PURPOSE: Health Check provides an ongoing trend analysis of three major issues: Knowledge Foundations, Health Care Trends, and Economic Analysis. SUBJECTS: The focus of the study is on a four county area: Kent, Ottawa, Muskegon, and Allegan (KOMA). METHODS AND MATERIALS: Understanding Knowledge Foundations provides information on the supply of future workers in healthcare. Analysis of graduation rates and jobs data details supply and demand for the local industry; medical patents give insight to local innovation. Understanding Health Care Trends is beneficial for preventative measures and areas to focus efforts on. The metrics used to monitor these trends include demographics, risk profiles, diseases, and overall health status. Economic Analysis provides comparable results to benchmark the industry’s economic growth in the region. The comparable data pieces include other medical cities similar to Grand Rapids, a hospital survey analysis, and cost analysis of major medical conditions with emphasis on diabetes. ANALYSIS: Data was collected and weighted accordingly for the specific region of interest, in this case KOMA, from several databases and governmental resources, and from Priority Health and Blue Cross Blue Shield. RESULTS: Education facilities are graduating students with healthcare degrees at a rate that will supply the market needs for the foreseeable future; in some cases, there is a surplus of graduates for specific programs. Medical patents are remaining steady thanks in part to the Van Andel Research Institute.
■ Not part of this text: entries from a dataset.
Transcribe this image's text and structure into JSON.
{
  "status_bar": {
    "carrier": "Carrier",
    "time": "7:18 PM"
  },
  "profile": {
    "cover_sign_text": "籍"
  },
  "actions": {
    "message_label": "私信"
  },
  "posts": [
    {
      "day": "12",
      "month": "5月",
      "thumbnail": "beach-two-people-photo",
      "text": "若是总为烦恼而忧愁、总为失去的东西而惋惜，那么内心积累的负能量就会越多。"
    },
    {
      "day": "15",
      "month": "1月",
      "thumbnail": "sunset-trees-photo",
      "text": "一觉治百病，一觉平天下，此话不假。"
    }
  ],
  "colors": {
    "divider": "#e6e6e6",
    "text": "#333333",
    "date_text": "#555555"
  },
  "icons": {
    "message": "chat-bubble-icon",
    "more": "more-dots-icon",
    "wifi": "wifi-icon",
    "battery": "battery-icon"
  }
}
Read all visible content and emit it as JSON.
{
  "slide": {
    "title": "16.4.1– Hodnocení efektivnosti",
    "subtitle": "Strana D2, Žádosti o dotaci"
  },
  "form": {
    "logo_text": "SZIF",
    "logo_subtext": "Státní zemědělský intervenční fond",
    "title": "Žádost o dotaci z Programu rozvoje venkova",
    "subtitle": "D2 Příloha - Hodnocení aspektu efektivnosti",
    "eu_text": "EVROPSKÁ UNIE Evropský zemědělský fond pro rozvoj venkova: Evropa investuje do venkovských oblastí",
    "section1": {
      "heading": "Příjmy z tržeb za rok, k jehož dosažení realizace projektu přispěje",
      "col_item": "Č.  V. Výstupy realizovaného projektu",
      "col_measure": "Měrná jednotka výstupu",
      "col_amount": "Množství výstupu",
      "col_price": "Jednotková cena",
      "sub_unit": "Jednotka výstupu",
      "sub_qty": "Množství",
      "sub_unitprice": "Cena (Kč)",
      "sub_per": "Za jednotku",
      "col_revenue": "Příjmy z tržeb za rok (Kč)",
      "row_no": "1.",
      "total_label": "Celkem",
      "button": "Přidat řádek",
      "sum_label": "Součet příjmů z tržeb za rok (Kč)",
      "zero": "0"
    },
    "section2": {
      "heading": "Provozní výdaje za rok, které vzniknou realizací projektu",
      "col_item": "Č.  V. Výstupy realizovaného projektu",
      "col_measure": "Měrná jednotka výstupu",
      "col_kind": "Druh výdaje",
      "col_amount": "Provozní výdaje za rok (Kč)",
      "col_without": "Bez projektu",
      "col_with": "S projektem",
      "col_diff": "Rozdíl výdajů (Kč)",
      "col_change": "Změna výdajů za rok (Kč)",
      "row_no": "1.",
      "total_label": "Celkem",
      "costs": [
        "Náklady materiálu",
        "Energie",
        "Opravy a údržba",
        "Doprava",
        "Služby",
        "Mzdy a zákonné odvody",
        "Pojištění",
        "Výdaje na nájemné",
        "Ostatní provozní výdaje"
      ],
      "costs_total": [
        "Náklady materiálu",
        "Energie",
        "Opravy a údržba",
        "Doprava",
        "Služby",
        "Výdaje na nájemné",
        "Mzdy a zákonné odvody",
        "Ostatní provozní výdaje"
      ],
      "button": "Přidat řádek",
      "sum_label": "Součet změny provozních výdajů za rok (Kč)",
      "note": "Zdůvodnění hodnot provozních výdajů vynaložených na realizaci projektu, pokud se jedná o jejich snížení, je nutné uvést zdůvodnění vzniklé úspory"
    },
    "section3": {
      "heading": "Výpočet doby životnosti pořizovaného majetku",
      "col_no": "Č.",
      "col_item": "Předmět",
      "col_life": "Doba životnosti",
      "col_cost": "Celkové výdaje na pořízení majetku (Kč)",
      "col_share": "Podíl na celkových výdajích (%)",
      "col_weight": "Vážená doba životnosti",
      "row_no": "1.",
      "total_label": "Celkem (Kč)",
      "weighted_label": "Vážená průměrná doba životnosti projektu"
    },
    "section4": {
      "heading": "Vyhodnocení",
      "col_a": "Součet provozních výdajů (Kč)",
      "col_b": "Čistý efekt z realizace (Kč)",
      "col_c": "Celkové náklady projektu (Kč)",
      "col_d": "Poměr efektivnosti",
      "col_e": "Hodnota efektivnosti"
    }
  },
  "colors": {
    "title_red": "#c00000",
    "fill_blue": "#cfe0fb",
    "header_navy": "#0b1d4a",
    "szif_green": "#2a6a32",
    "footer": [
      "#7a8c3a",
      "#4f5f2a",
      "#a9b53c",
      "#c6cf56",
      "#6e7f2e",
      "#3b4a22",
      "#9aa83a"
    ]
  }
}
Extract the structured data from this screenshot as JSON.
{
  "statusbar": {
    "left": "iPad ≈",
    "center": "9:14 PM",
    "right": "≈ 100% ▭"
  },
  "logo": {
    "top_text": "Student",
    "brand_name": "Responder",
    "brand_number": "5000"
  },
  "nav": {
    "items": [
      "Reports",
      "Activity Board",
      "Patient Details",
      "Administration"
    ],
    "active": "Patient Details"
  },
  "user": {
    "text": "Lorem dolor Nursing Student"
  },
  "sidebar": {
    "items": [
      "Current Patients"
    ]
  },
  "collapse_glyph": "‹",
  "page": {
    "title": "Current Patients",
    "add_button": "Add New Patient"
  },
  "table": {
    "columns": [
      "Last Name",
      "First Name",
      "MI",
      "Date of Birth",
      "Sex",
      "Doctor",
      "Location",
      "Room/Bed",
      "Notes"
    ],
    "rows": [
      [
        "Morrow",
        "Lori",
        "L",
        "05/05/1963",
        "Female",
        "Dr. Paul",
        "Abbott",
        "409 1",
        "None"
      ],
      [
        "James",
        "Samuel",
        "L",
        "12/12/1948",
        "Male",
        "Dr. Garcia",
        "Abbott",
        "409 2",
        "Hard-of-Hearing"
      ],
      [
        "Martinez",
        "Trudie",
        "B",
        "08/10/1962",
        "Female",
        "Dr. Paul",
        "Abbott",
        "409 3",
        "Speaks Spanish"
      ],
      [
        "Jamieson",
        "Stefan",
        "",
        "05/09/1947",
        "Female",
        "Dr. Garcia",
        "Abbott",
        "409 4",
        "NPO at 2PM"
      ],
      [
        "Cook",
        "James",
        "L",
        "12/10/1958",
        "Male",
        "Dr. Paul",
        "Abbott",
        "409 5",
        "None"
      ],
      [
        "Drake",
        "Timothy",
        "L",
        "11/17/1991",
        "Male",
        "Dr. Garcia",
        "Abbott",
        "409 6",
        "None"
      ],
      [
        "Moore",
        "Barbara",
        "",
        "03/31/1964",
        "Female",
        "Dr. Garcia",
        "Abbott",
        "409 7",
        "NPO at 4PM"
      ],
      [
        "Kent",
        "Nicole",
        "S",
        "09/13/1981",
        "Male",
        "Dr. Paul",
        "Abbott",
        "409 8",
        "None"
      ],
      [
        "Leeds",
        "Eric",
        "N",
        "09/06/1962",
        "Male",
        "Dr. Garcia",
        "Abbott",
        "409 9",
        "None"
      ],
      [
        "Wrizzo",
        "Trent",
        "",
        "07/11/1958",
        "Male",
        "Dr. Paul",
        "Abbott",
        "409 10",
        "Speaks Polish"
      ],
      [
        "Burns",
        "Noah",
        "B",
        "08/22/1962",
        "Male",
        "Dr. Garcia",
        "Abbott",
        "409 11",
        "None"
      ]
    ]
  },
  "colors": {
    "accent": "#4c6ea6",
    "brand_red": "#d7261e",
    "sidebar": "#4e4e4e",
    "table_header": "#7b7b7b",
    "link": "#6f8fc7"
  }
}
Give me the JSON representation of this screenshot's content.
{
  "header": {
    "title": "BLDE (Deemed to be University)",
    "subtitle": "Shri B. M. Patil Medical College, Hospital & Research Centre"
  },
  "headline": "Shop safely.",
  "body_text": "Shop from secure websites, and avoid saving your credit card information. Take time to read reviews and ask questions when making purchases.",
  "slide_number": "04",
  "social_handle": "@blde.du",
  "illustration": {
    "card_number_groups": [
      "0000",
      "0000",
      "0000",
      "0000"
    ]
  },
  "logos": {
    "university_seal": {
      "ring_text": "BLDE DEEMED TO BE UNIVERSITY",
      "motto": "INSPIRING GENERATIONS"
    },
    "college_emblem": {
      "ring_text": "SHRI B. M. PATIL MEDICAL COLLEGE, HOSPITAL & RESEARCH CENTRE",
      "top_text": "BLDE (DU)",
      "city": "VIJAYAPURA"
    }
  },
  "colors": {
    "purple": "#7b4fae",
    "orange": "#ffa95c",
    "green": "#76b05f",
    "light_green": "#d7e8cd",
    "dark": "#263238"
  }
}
Health care trends in West Michigan fall in line with national trends, some instances are more promising than others. As a community, obesity and diabetes is on the rise, along with asthma. Obesity is the largest challenge our healthcare system faces in the future, and the changing demographics will compound the issue. As an industry, the healthcare system in West Michigan is growing. This is a result of either an unhealthier population, a sign the industry is drawing from a greater geographic area, or an increase in healthcare access. In terms of being a medical tourist location, Grand Rapids is gaining ground, but still trails behind Cleveland. It is also cost effective to conduct all tests and evaluations on diabetes patients during upon an initial examination. CONCLUSION: It is apparent the healthcare system in West Michigan is alive and well, and will continue to meet the needs of the local population. The labor force is strong; the educational structures are intact; the demand for services will continue to grow as the baby boomers continue to age; diabetes and obesity will continue to plague the community and health care systems. It is well documented that as we age past 40, our body composition changes over time by replacing muscle with fat. This physiological effect will be a major contributor to the deterioration of the quality of life of an aging population without education, community involvement, and accessible healthcare.